Do It Yourself: Who Adds Added Value?

When we were children, one of the favorite activities for many was being able to do on our own what adults did. Games and toys aimed at this type of learning are not usually lacking in spaces and toy stores, even in these days of high demand for digital devices. It is not for less: there are elements of daily life that cannot be replaced by virtual substitutes such as food and clothing.

Today, an increasing volume of the world’s population lives in urban environments. Life in the cities is dictated by a fast-paced lifestyle and this prevents one from performing several of the most basic tasks by oneself. Although the degree of dependence on third parties to cover needs such as cooking or cleaning the house depends on many factors, it is also true that the recent pandemic forced us to rediscover some type of self-sufficiency.

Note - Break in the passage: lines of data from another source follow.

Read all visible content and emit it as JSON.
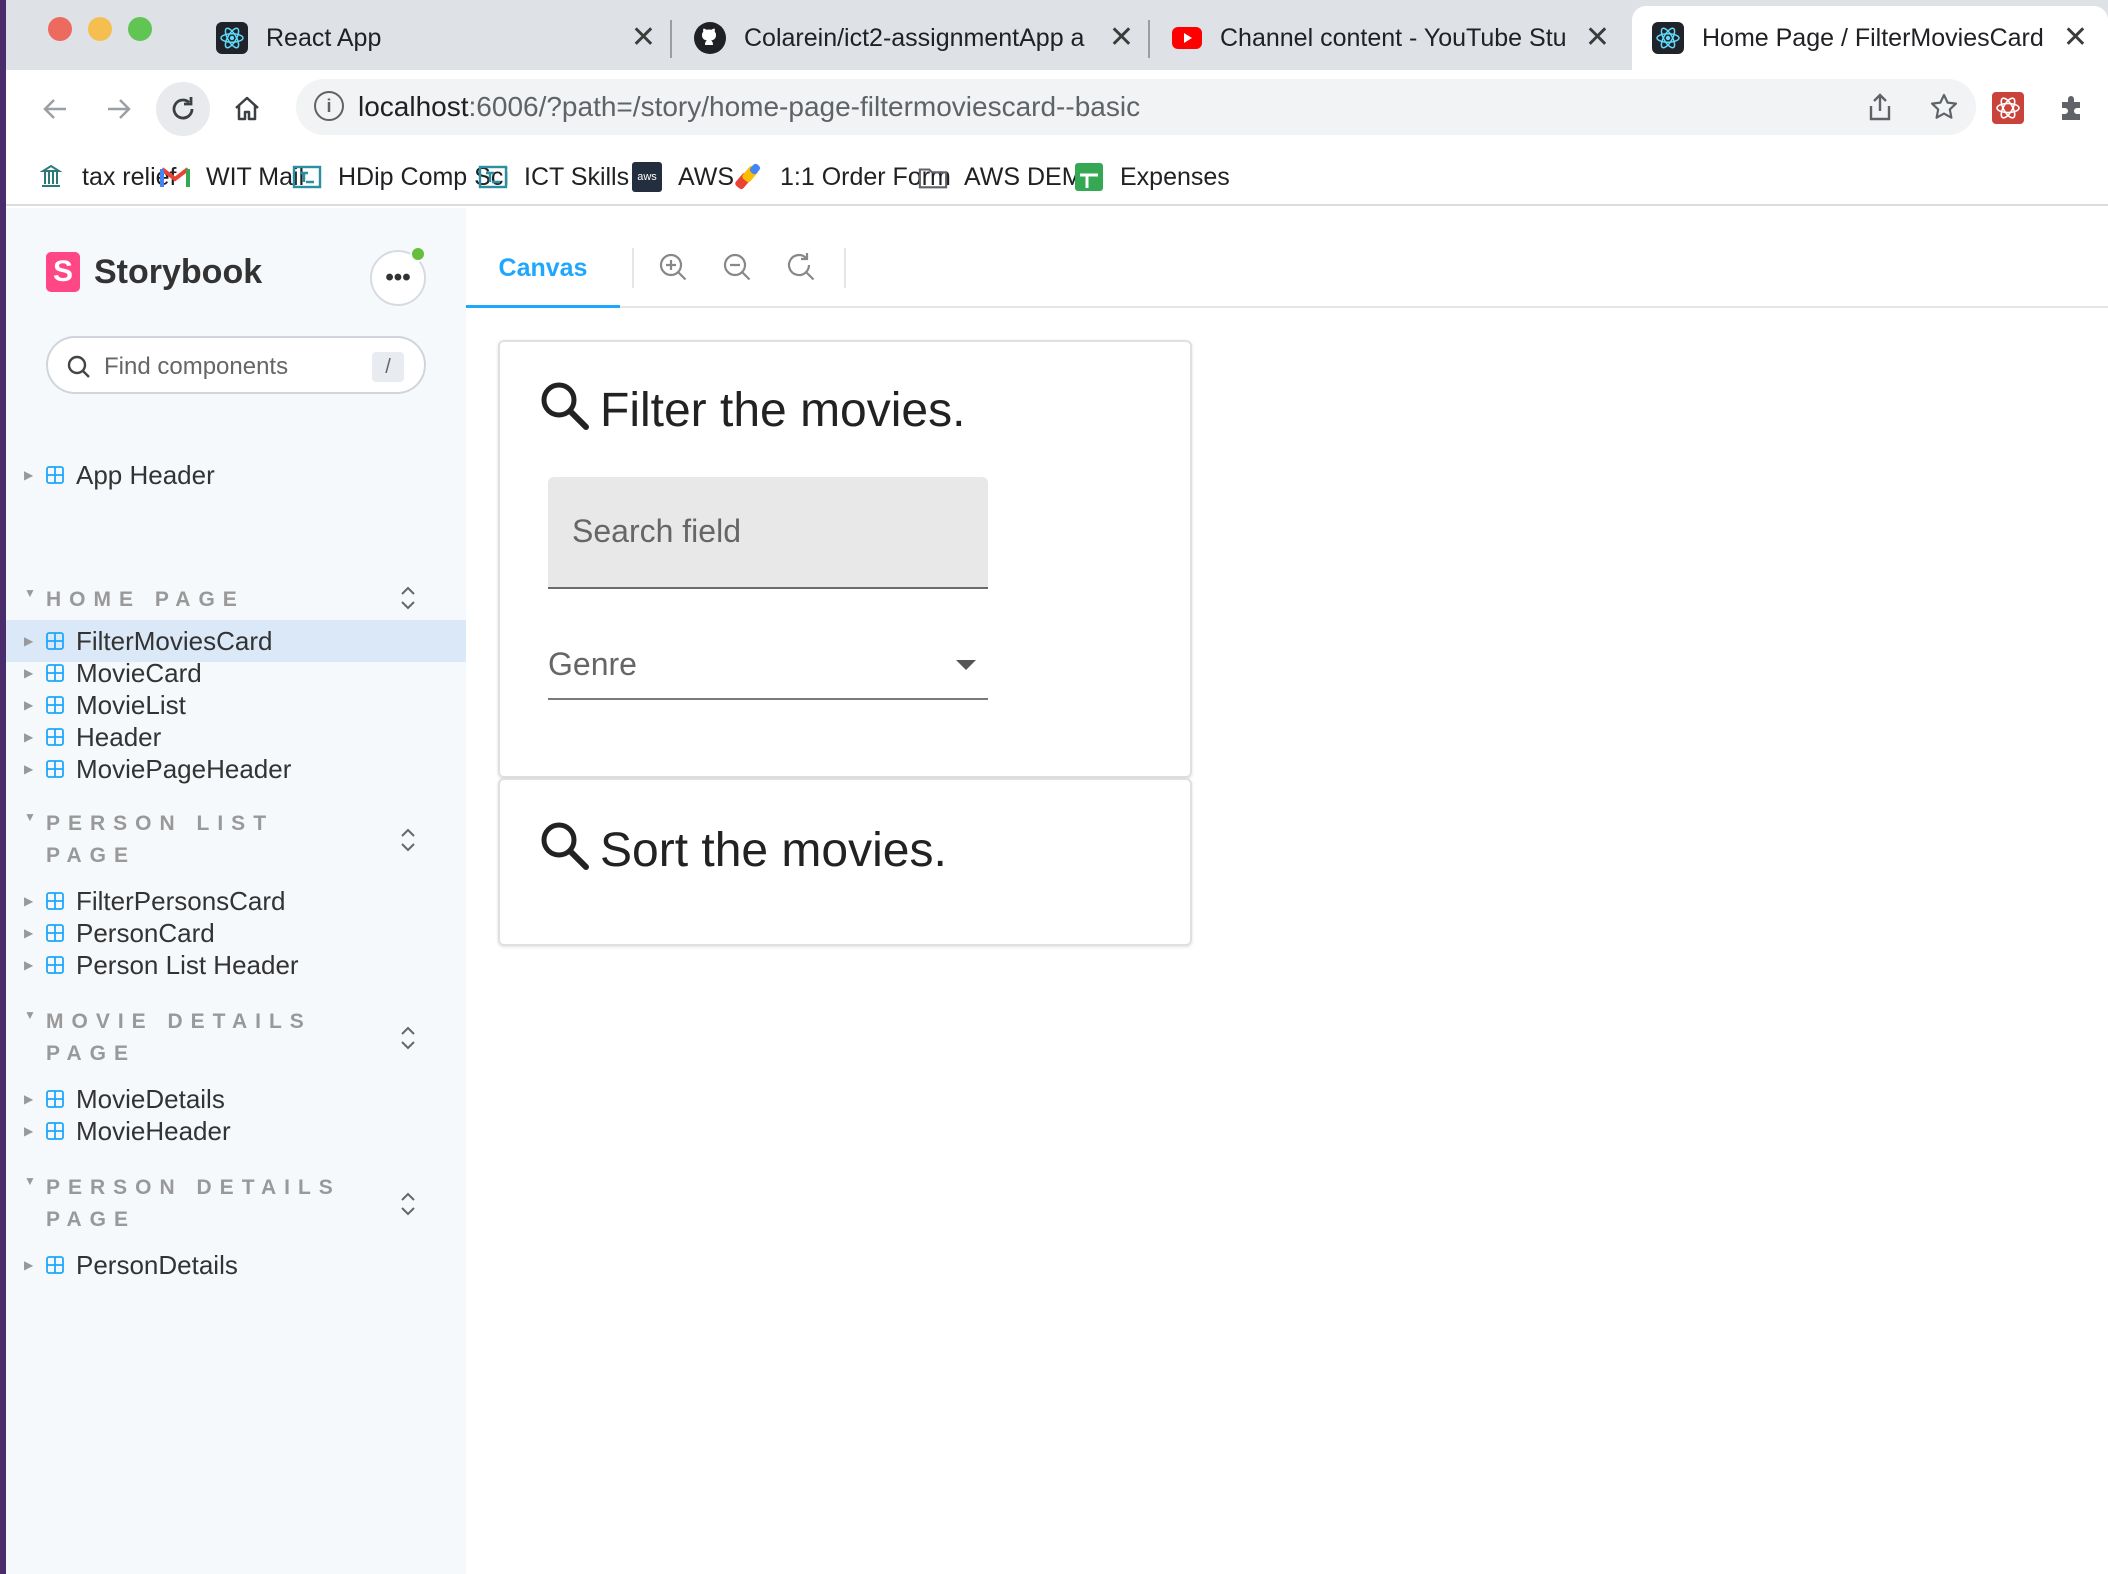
{
  "browser": {
    "tabs": [
      {
        "title": "React App",
        "icon": "react-icon"
      },
      {
        "title": "Colarein/ict2-assignmentApp a",
        "icon": "github-icon"
      },
      {
        "title": "Channel content - YouTube Stu",
        "icon": "youtube-icon"
      },
      {
        "title": "Home Page / FilterMoviesCard",
        "icon": "react-icon"
      }
    ],
    "url_host": "localhost",
    "url_rest": ":6006/?path=/story/home-page-filtermoviescard--basic",
    "bookmarks": [
      {
        "label": "tax relief",
        "icon": "tax-icon"
      },
      {
        "label": "WIT Mail",
        "icon": "gmail-icon"
      },
      {
        "label": "HDip Comp Sci",
        "icon": "teams-icon"
      },
      {
        "label": "ICT Skills 2",
        "icon": "teams-icon"
      },
      {
        "label": "AWS",
        "icon": "aws-icon"
      },
      {
        "label": "1:1 Order Form",
        "icon": "form-icon"
      },
      {
        "label": "AWS DEMO",
        "icon": "folder-icon"
      },
      {
        "label": "Expenses",
        "icon": "sheets-icon"
      }
    ]
  },
  "storybook": {
    "brand": "Storybook",
    "logo_letter": "S",
    "menu_glyph": "•••",
    "search_placeholder": "Find components",
    "search_shortcut": "/",
    "top_items": [
      {
        "label": "App Header"
      }
    ],
    "groups": [
      {
        "label": "HOME PAGE",
        "items": [
          {
            "label": "FilterMoviesCard",
            "active": true
          },
          {
            "label": "MovieCard"
          },
          {
            "label": "MovieList"
          },
          {
            "label": "Header"
          },
          {
            "label": "MoviePageHeader"
          }
        ]
      },
      {
        "label": "PERSON LIST PAGE",
        "items": [
          {
            "label": "FilterPersonsCard"
          },
          {
            "label": "PersonCard"
          },
          {
            "label": "Person List Header"
          }
        ]
      },
      {
        "label": "MOVIE DETAILS PAGE",
        "items": [
          {
            "label": "MovieDetails"
          },
          {
            "label": "MovieHeader"
          }
        ]
      },
      {
        "label": "PERSON DETAILS PAGE",
        "items": [
          {
            "label": "PersonDetails"
          }
        ]
      }
    ],
    "toolbar": {
      "canvas_tab": "Canvas"
    }
  },
  "preview": {
    "filter_card": {
      "title": "Filter the movies.",
      "search_label": "Search field",
      "genre_label": "Genre"
    },
    "sort_card": {
      "title": "Sort the movies."
    }
  },
  "colors": {
    "storybook_accent": "#1ea7fd",
    "storybook_pink": "#ff4785",
    "active_item_bg": "#dbe8f7"
  }
}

The inability to resort to providers of services and products and the availability of free time encouraged thousands of people to learn or dust off skills that allowed them to use the hours of confinement in productive activities and rediscover the virtues of doing for oneself the things that are within our reach. Likewise, performing tasks by oneself feeds one of the most well-known biases by insiders and outsiders.

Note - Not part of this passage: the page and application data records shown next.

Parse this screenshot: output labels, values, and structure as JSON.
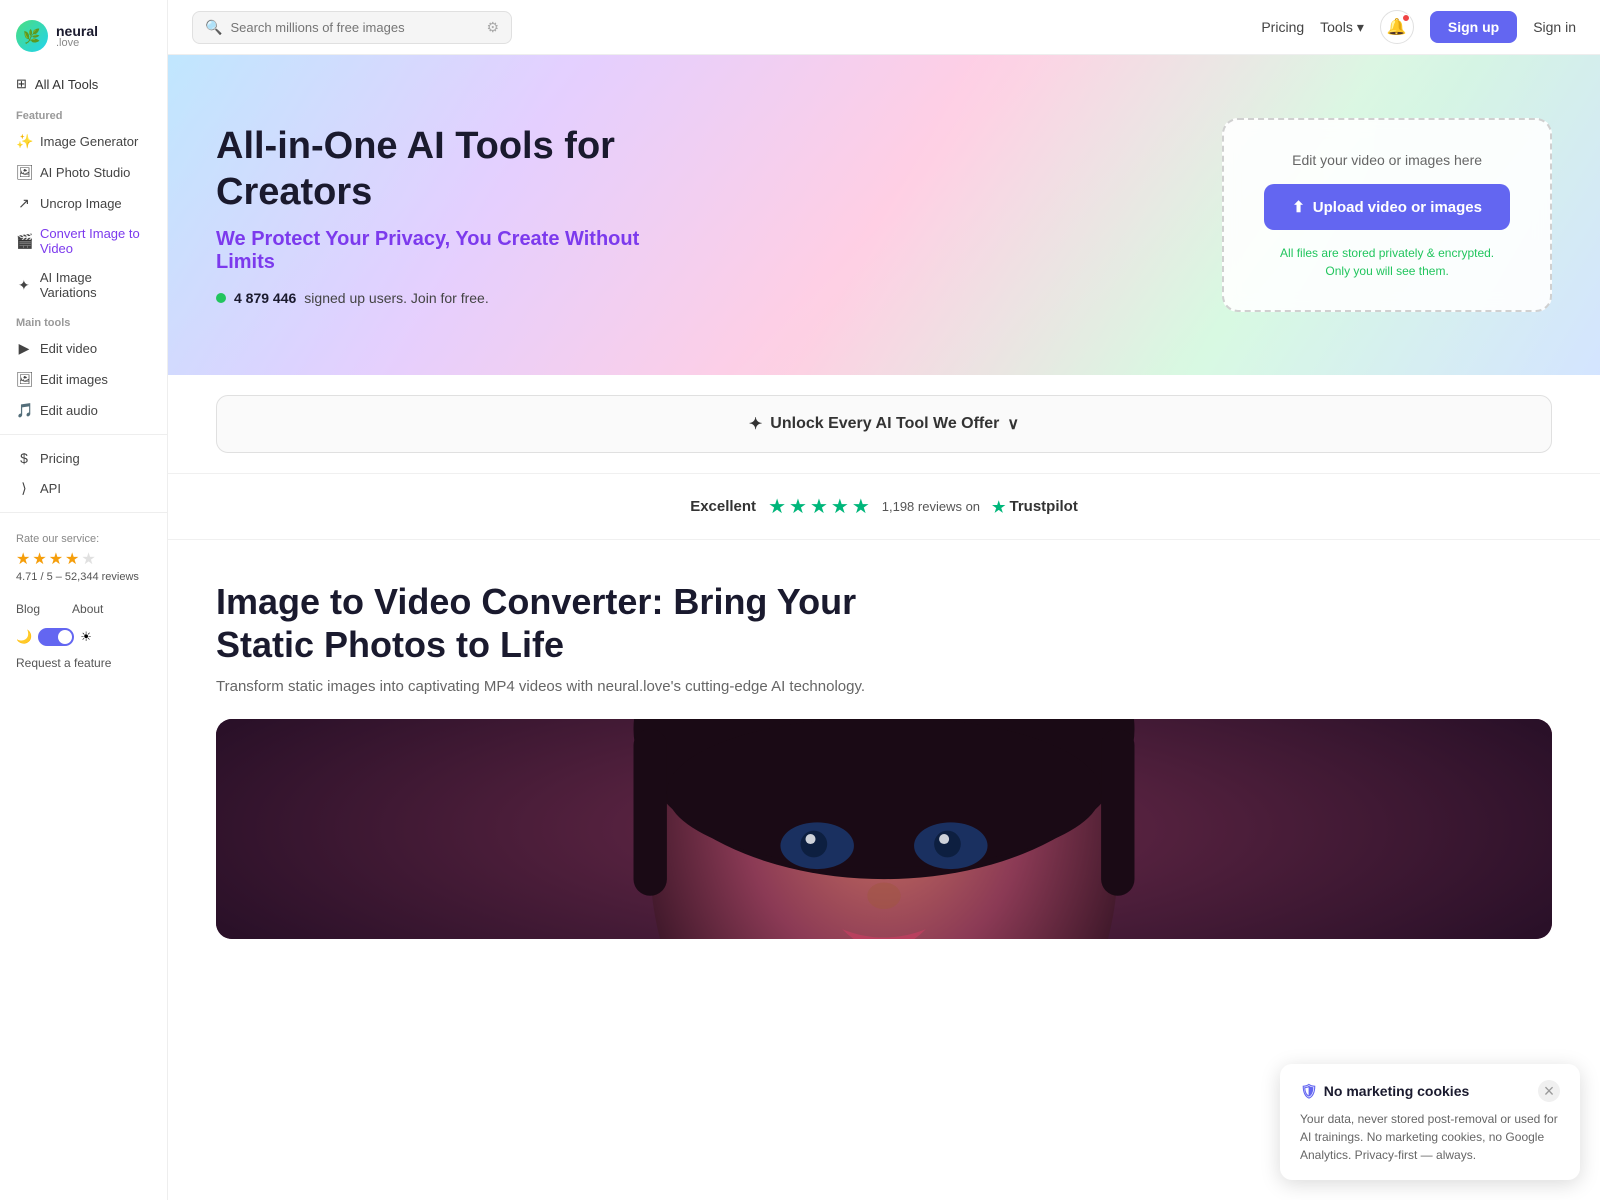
{
  "app": {
    "name": "neural",
    "sub": ".love",
    "logoEmoji": "🌿"
  },
  "header": {
    "search_placeholder": "Search millions of free images",
    "pricing_label": "Pricing",
    "tools_label": "Tools",
    "tools_arrow": "▾",
    "signup_label": "Sign up",
    "signin_label": "Sign in"
  },
  "sidebar": {
    "all_tools_label": "All AI Tools",
    "featured_label": "Featured",
    "items_featured": [
      {
        "icon": "✨",
        "label": "Image Generator"
      },
      {
        "icon": "🖼",
        "label": "AI Photo Studio"
      },
      {
        "icon": "↗",
        "label": "Uncrop Image"
      },
      {
        "icon": "🎬",
        "label": "Convert Image to Video"
      },
      {
        "icon": "✦",
        "label": "AI Image Variations"
      }
    ],
    "main_tools_label": "Main tools",
    "items_main": [
      {
        "icon": "▶",
        "label": "Edit video"
      },
      {
        "icon": "🖼",
        "label": "Edit images"
      },
      {
        "icon": "🎵",
        "label": "Edit audio"
      }
    ],
    "pricing_label": "Pricing",
    "api_label": "API",
    "rate_label": "Rate our service:",
    "stars": [
      "★",
      "★",
      "★",
      "★",
      "☆"
    ],
    "rate_score": "4.71 / 5 – 52,344 reviews",
    "blog_label": "Blog",
    "about_label": "About",
    "request_label": "Request a feature"
  },
  "hero": {
    "title": "All-in-One AI Tools for Creators",
    "subtitle": "We Protect Your Privacy, You Create Without Limits",
    "users_count": "4 879 446",
    "users_text": "signed up users. Join for free.",
    "upload_label": "Edit your video or images here",
    "upload_btn": "Upload video or images",
    "upload_upload_icon": "↑",
    "secure_line1": "All files are stored privately & encrypted.",
    "secure_line2": "Only you will see them."
  },
  "unlock": {
    "icon": "✦",
    "label": "Unlock Every AI Tool We Offer",
    "arrow": "∨"
  },
  "trustpilot": {
    "excellent_label": "Excellent",
    "reviews_text": "1,198 reviews on",
    "trustpilot_label": "Trustpilot"
  },
  "section": {
    "title": "Image to Video Converter: Bring Your Static Photos to Life",
    "subtitle": "Transform static images into captivating MP4 videos with neural.love's cutting-edge AI technology."
  },
  "cookie": {
    "title": "No marketing cookies",
    "icon": "🛡",
    "text": "Your data, never stored post-removal or used for AI trainings. No marketing cookies, no Google Analytics. Privacy-first — always."
  }
}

Without going into objective evaluations of the quality of what people do for themselves, it is a fact that our mind overvalues ​​what we do with our own hands and effort. It is easy to go to social video networks and search for content about this bias. However, the question we pose in this blog is if more people are encouraged to stop depending on third parties to meet their needs, how is it possible to add added value?

Another very clear example is obvious to answer this question in the first instance. The famous Swedish home furniture brand «do it yourself» is already a success story and study for many people who immerse themselves in the world of Marketing. The company designs furniture with attractive shapes and colors and sells them as if they were toys from our childhood. Its use can be summed up as: unpacking the pieces, reading the instructions (many of us actually put it aside for overvaluing our intuition), putting our hands to work and in the end being disappointed or proud of the result.

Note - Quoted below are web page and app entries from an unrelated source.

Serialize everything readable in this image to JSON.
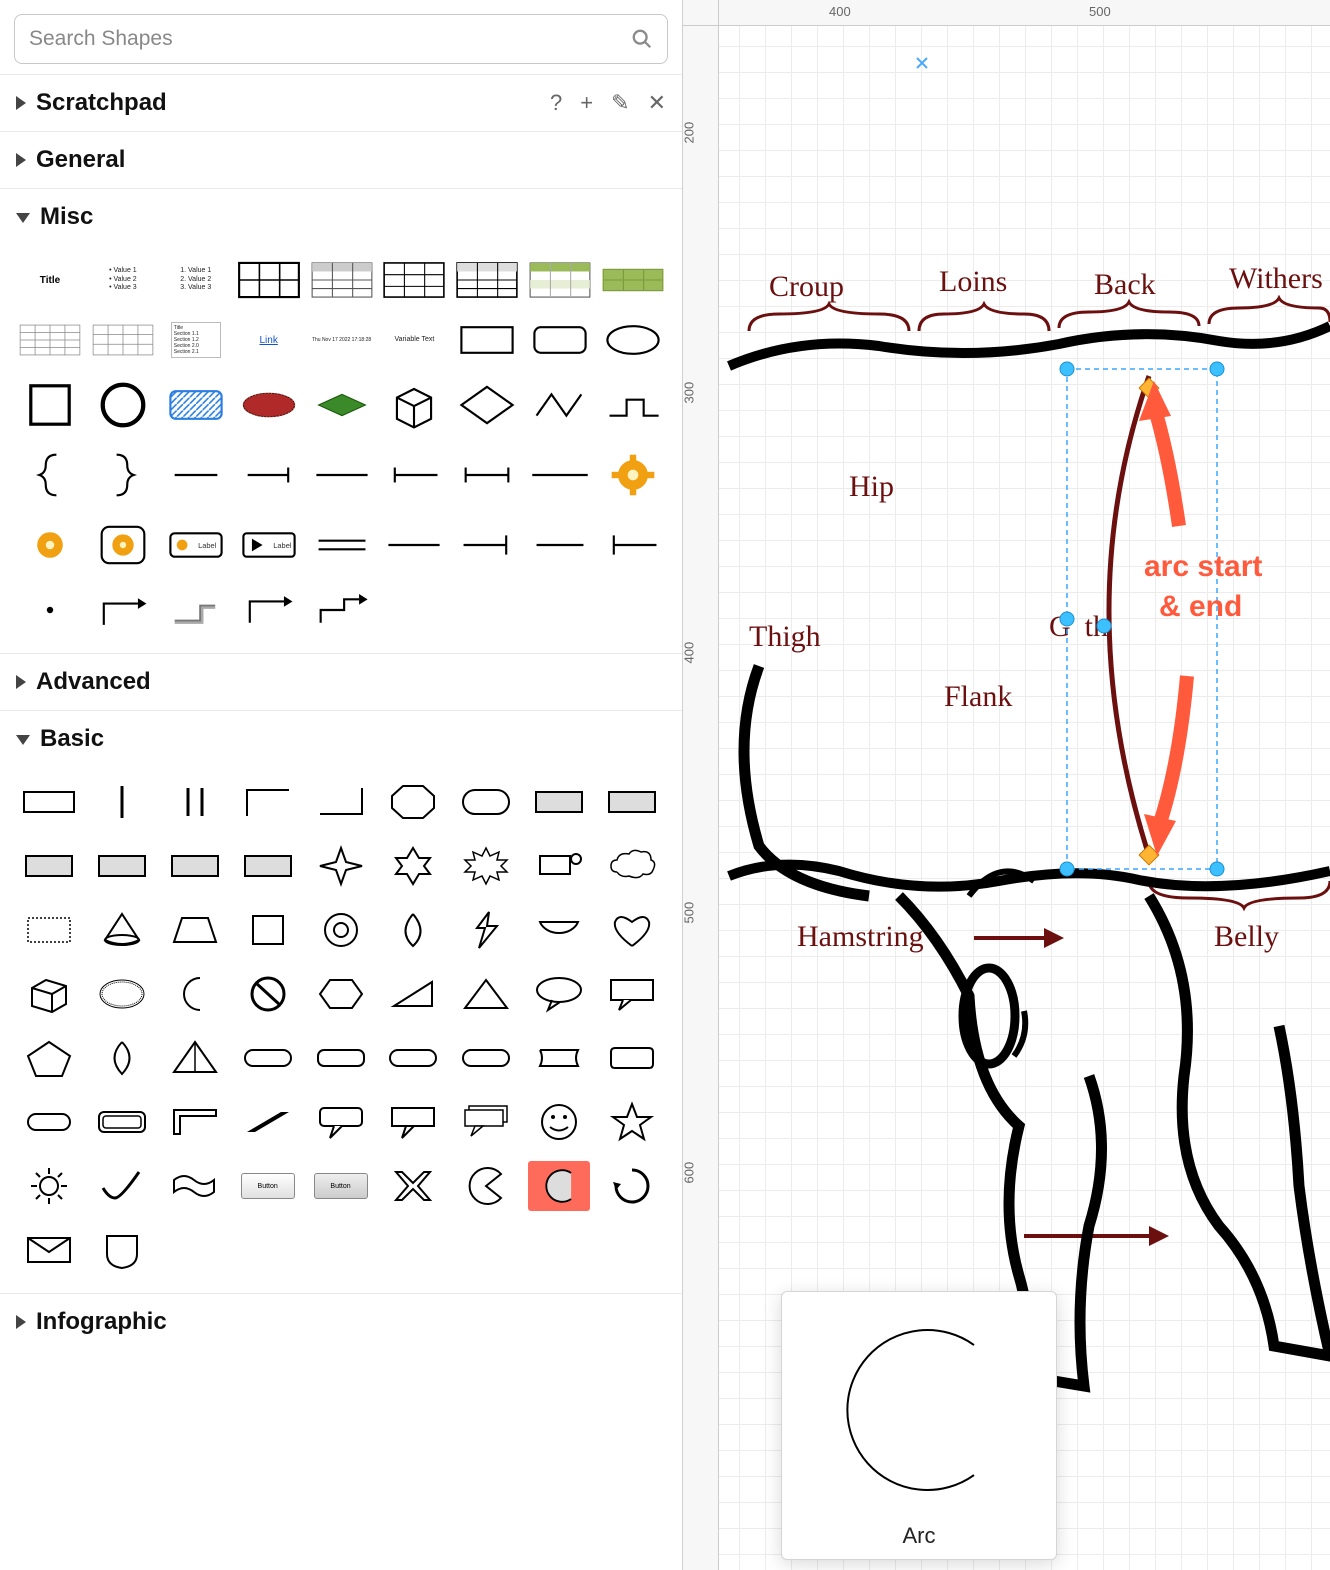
{
  "search": {
    "placeholder": "Search Shapes"
  },
  "sections": {
    "scratchpad": {
      "title": "Scratchpad",
      "open": false
    },
    "general": {
      "title": "General",
      "open": false
    },
    "misc": {
      "title": "Misc",
      "open": true
    },
    "advanced": {
      "title": "Advanced",
      "open": false
    },
    "basic": {
      "title": "Basic",
      "open": true
    },
    "infographic": {
      "title": "Infographic",
      "open": false
    }
  },
  "scratchpad_actions": {
    "help": "?",
    "add": "+",
    "edit": "✎",
    "close": "✕"
  },
  "misc_sample_text": {
    "title": "Title",
    "bullets": [
      "Value 1",
      "Value 2",
      "Value 3"
    ],
    "numbered": [
      "1. Value 1",
      "2. Value 2",
      "3. Value 3"
    ],
    "link": "Link",
    "timestamp": "Thu Nov 17 2022 17:18:28",
    "variable": "Variable Text",
    "label": "Label"
  },
  "basic_buttons": {
    "b1": "Button",
    "b2": "Button"
  },
  "rulers": {
    "h": [
      "400",
      "500"
    ],
    "v": [
      "200",
      "300",
      "400",
      "500",
      "600"
    ]
  },
  "horse_labels": {
    "croup": "Croup",
    "loins": "Loins",
    "back": "Back",
    "withers": "Withers",
    "hip": "Hip",
    "girth": "Girth",
    "thigh": "Thigh",
    "flank": "Flank",
    "hamstring": "Hamstring",
    "belly": "Belly"
  },
  "annotation": {
    "line1": "arc start",
    "line2": "& end"
  },
  "preview": {
    "caption": "Arc"
  },
  "colors": {
    "highlight": "#ff6b5b",
    "label": "#6b0f0f",
    "annotation": "#ff5a3c",
    "selection": "#3dc0ff",
    "diamond": "#ffb434"
  }
}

However, it is not the only way to add value to the sector that actively seeks to be enough in some areas of its daily life. Courses to learn different techniques and skills have gained weight in recent years. We must also not lose sight of the brands that have always specialized in providing materials and utensils: haberdashery, hardware and kitchen equipment stores, etc. It is not uncommon to find workshops on these sites aimed at those who have already bought the materials, but do not know how to apply them.

The satisfaction of doing it yourself is an emotion that brands will hardly be able to emulate when giving the consumer ready-made things. The closest thing to this is personalization, but it tends to overlap with already predefined products and services. On the other hand, being empathetic and attentive to the needs of that sector of people who want to take a little longer to bake bread or install their mirror in the living room are other ways of adding value when what is sold is finished by the person who consumes it.

Of course, this behavior shows differences in each time and place. Market Research helps to know if this habit is in vogue or in decline among your customers. Make sure you have all the necessary elements for your next project with our help. At Acertiva we put at your disposal our more than 18 years of experience in Latin America.